►

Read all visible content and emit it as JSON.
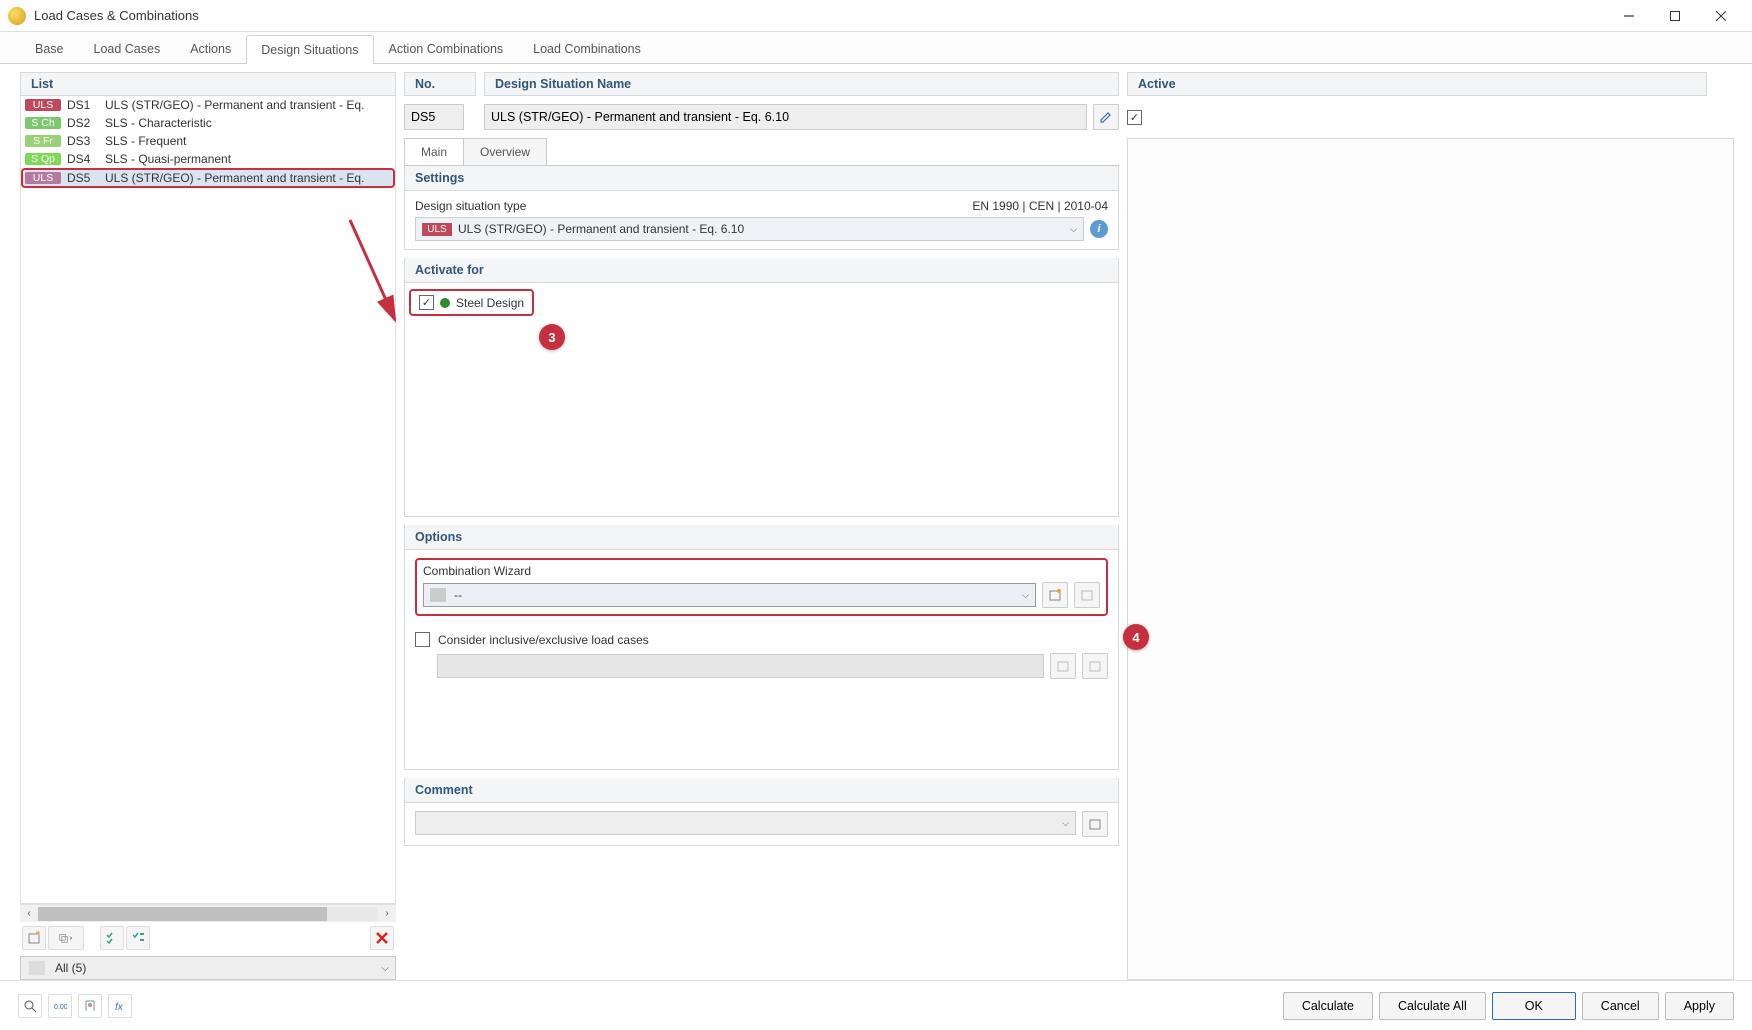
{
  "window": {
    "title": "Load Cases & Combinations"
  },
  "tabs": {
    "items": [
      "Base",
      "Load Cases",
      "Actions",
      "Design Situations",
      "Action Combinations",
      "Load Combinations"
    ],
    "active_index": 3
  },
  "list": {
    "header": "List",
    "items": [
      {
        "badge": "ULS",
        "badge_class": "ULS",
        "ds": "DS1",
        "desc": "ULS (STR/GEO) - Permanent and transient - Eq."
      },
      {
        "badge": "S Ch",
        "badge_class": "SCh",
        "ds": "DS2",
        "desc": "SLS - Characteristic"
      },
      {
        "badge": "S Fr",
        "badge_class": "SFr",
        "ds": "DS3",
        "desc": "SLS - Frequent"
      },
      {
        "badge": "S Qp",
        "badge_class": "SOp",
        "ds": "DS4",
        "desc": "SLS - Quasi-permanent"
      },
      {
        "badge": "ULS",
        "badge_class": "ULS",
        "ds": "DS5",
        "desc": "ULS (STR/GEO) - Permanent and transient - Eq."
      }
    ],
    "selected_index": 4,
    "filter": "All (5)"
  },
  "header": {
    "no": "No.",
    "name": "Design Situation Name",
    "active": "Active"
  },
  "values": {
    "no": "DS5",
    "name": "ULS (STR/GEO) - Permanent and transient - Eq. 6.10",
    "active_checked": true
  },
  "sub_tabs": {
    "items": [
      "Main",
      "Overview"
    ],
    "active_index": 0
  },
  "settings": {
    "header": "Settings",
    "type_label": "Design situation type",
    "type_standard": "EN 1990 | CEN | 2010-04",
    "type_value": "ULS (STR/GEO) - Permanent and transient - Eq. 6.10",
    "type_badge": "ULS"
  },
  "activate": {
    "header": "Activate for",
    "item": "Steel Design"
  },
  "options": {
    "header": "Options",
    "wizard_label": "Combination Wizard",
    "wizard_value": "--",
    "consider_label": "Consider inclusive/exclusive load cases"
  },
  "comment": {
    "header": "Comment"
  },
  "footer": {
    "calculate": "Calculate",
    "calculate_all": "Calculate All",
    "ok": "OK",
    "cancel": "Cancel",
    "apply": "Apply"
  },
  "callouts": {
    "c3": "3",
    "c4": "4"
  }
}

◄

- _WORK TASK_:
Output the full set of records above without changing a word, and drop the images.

- _FINISHED EXERCISE_:
Read all visible content and emit it as JSON.
{
  "window": {
    "title": "Load Cases & Combinations"
  },
  "tabs": {
    "items": [
      "Base",
      "Load Cases",
      "Actions",
      "Design Situations",
      "Action Combinations",
      "Load Combinations"
    ],
    "active_index": 3
  },
  "list": {
    "header": "List",
    "items": [
      {
        "badge": "ULS",
        "badge_class": "ULS",
        "ds": "DS1",
        "desc": "ULS (STR/GEO) - Permanent and transient - Eq."
      },
      {
        "badge": "S Ch",
        "badge_class": "SCh",
        "ds": "DS2",
        "desc": "SLS - Characteristic"
      },
      {
        "badge": "S Fr",
        "badge_class": "SFr",
        "ds": "DS3",
        "desc": "SLS - Frequent"
      },
      {
        "badge": "S Qp",
        "badge_class": "SOp",
        "ds": "DS4",
        "desc": "SLS - Quasi-permanent"
      },
      {
        "badge": "ULS",
        "badge_class": "ULS",
        "ds": "DS5",
        "desc": "ULS (STR/GEO) - Permanent and transient - Eq."
      }
    ],
    "selected_index": 4,
    "filter": "All (5)"
  },
  "header": {
    "no": "No.",
    "name": "Design Situation Name",
    "active": "Active"
  },
  "values": {
    "no": "DS5",
    "name": "ULS (STR/GEO) - Permanent and transient - Eq. 6.10",
    "active_checked": true
  },
  "sub_tabs": {
    "items": [
      "Main",
      "Overview"
    ],
    "active_index": 0
  },
  "settings": {
    "header": "Settings",
    "type_label": "Design situation type",
    "type_standard": "EN 1990 | CEN | 2010-04",
    "type_value": "ULS (STR/GEO) - Permanent and transient - Eq. 6.10",
    "type_badge": "ULS"
  },
  "activate": {
    "header": "Activate for",
    "item": "Steel Design"
  },
  "options": {
    "header": "Options",
    "wizard_label": "Combination Wizard",
    "wizard_value": "--",
    "consider_label": "Consider inclusive/exclusive load cases"
  },
  "comment": {
    "header": "Comment"
  },
  "footer": {
    "calculate": "Calculate",
    "calculate_all": "Calculate All",
    "ok": "OK",
    "cancel": "Cancel",
    "apply": "Apply"
  },
  "callouts": {
    "c3": "3",
    "c4": "4"
  }
}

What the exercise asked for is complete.